At the end of the tunnel…there’s light, bright blue skies, a very blue Atlantic Ocean, raging waves to watch, and rocks to sit on to contemplate it all.
You’ll walk through an oceanside trail with stunning views of the Atlantic and boulders shaped into works of art by nature alone.
Guajataca Tunnel attracts families with children, it is a wonderful place to enjoy an easy hike where kids can learn a little of Puerto Rican history, swim and play at the Guajataca lake, build sandcastles at the Guajataca Beach and observe so much natural beauty.
The trail leads to Playa Pelicano, another gorgeous beach perfect for a long walk free of development where natural beauty abounds.
Current Status of The Guajataca Tunnel Park

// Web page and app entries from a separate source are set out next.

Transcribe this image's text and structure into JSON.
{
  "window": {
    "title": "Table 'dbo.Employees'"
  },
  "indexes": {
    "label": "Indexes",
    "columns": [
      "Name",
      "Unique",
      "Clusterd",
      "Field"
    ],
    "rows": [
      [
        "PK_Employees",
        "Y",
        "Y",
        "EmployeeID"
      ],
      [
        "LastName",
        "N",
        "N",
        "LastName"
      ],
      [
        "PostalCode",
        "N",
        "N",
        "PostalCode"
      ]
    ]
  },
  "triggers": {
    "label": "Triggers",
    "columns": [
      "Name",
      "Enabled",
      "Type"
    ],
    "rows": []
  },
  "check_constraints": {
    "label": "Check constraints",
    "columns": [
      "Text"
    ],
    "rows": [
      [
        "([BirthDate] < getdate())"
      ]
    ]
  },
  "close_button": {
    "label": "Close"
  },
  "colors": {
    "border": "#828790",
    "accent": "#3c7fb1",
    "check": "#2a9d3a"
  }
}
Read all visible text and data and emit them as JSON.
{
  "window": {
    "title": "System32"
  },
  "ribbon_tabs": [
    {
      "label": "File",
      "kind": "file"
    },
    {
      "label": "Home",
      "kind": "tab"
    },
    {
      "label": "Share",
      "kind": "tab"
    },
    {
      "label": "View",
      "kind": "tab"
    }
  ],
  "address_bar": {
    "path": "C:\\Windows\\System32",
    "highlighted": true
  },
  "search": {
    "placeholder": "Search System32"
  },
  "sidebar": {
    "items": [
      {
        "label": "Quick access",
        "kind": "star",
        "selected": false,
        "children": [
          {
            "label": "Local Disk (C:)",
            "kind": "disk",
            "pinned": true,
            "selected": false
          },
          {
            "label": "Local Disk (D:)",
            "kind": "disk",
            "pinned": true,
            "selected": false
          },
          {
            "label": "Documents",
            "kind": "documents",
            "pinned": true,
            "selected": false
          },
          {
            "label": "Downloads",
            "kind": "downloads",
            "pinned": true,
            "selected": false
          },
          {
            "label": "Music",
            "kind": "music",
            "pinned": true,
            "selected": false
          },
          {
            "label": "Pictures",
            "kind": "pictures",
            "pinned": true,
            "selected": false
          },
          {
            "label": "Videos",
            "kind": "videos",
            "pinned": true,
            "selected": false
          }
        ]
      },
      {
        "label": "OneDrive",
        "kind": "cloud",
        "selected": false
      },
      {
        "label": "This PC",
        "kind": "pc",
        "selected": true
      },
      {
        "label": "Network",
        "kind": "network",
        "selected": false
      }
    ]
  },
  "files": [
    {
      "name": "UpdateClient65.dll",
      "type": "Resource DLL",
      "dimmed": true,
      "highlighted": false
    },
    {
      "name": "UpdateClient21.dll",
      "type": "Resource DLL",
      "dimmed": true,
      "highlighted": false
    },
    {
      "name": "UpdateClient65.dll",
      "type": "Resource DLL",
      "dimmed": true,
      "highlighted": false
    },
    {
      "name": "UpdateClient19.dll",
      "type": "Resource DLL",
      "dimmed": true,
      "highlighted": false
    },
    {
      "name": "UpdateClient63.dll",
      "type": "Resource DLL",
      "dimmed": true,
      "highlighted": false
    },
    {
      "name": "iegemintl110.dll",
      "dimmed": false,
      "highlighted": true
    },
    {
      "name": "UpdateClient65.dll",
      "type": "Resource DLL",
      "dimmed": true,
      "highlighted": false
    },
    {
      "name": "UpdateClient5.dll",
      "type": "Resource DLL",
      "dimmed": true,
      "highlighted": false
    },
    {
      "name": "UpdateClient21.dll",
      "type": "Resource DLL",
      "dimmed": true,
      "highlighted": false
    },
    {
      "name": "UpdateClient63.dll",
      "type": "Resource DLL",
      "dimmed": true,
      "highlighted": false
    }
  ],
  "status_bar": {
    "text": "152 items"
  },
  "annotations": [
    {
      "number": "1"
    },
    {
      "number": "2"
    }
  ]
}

The tunnel park area was in need of maintenance and care, recently local artists have given walls some color with murals, attracting more visitors. Local artisans and food vendors have come back to give the Guajataca Tunnel Park some life on weekends for locals and visitors. seems like a forgotten place on the west coast. Local organizations are often seen picking up trash along the tunnel and trail, please do your part by disposing of trash in receptacles or taking it back with you. There is still much work to be done, this place has so much potential and could easily become one of the best places to visit in the northwest. If you’re willing to overlook some maintenance issues and focus on the natural beauty of this place, you will have a marvelous time.